MATERIAL PROVIDED:
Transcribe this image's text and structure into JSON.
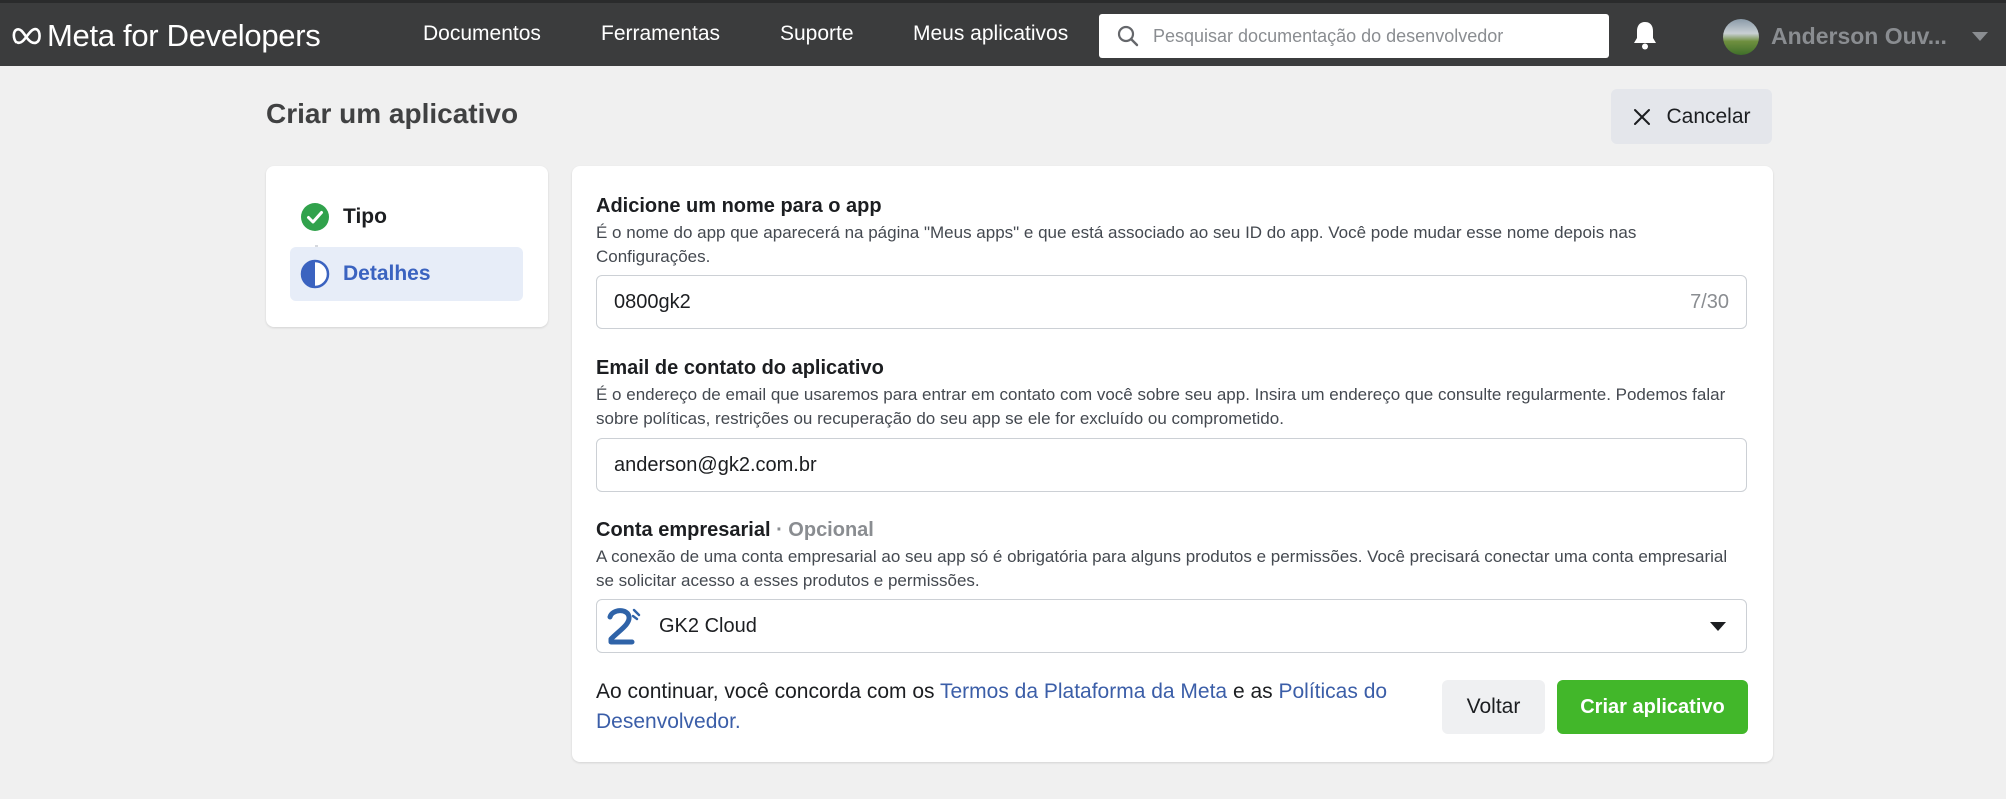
{
  "header": {
    "logo_text": "Meta for Developers",
    "nav": [
      "Documentos",
      "Ferramentas",
      "Suporte",
      "Meus aplicativos"
    ],
    "search_placeholder": "Pesquisar documentação do desenvolvedor",
    "username": "Anderson Ouv..."
  },
  "page": {
    "title": "Criar um aplicativo",
    "cancel_label": "Cancelar"
  },
  "steps": [
    {
      "label": "Tipo",
      "status": "complete",
      "icon": "check-circle-icon"
    },
    {
      "label": "Detalhes",
      "status": "active",
      "icon": "half-circle-icon"
    }
  ],
  "form": {
    "app_name": {
      "label": "Adicione um nome para o app",
      "help": "É o nome do app que aparecerá na página \"Meus apps\" e que está associado ao seu ID do app. Você pode mudar esse nome depois nas Configurações.",
      "value": "0800gk2",
      "counter": "7/30"
    },
    "contact_email": {
      "label": "Email de contato do aplicativo",
      "help": "É o endereço de email que usaremos para entrar em contato com você sobre seu app. Insira um endereço que consulte regularmente. Podemos falar sobre políticas, restrições ou recuperação do seu app se ele for excluído ou comprometido.",
      "value": "anderson@gk2.com.br"
    },
    "business_account": {
      "label": "Conta empresarial",
      "optional": " · Opcional",
      "help": "A conexão de uma conta empresarial ao seu app só é obrigatória para alguns produtos e permissões. Você precisará conectar uma conta empresarial se solicitar acesso a esses produtos e permissões.",
      "value": "GK2 Cloud"
    }
  },
  "footer": {
    "terms_prefix": "Ao continuar, você concorda com os ",
    "terms_link1": "Termos da Plataforma da Meta",
    "terms_middle": " e as ",
    "terms_link2": "Políticas do Desenvolvedor.",
    "back_label": "Voltar",
    "create_label": "Criar aplicativo"
  },
  "colors": {
    "topbar": "#3b3c3d",
    "primary_green": "#42b72a",
    "link_blue": "#3b5ea8",
    "active_step_bg": "#e7edf8"
  }
}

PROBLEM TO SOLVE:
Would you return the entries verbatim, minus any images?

EXERCISE ANSWER:
Transcribe this image's text and structure into JSON.
{
  "header": {
    "logo_text": "Meta for Developers",
    "nav": [
      "Documentos",
      "Ferramentas",
      "Suporte",
      "Meus aplicativos"
    ],
    "search_placeholder": "Pesquisar documentação do desenvolvedor",
    "username": "Anderson Ouv..."
  },
  "page": {
    "title": "Criar um aplicativo",
    "cancel_label": "Cancelar"
  },
  "steps": [
    {
      "label": "Tipo",
      "status": "complete",
      "icon": "check-circle-icon"
    },
    {
      "label": "Detalhes",
      "status": "active",
      "icon": "half-circle-icon"
    }
  ],
  "form": {
    "app_name": {
      "label": "Adicione um nome para o app",
      "help": "É o nome do app que aparecerá na página \"Meus apps\" e que está associado ao seu ID do app. Você pode mudar esse nome depois nas Configurações.",
      "value": "0800gk2",
      "counter": "7/30"
    },
    "contact_email": {
      "label": "Email de contato do aplicativo",
      "help": "É o endereço de email que usaremos para entrar em contato com você sobre seu app. Insira um endereço que consulte regularmente. Podemos falar sobre políticas, restrições ou recuperação do seu app se ele for excluído ou comprometido.",
      "value": "anderson@gk2.com.br"
    },
    "business_account": {
      "label": "Conta empresarial",
      "optional": " · Opcional",
      "help": "A conexão de uma conta empresarial ao seu app só é obrigatória para alguns produtos e permissões. Você precisará conectar uma conta empresarial se solicitar acesso a esses produtos e permissões.",
      "value": "GK2 Cloud"
    }
  },
  "footer": {
    "terms_prefix": "Ao continuar, você concorda com os ",
    "terms_link1": "Termos da Plataforma da Meta",
    "terms_middle": " e as ",
    "terms_link2": "Políticas do Desenvolvedor.",
    "back_label": "Voltar",
    "create_label": "Criar aplicativo"
  },
  "colors": {
    "topbar": "#3b3c3d",
    "primary_green": "#42b72a",
    "link_blue": "#3b5ea8",
    "active_step_bg": "#e7edf8"
  }
}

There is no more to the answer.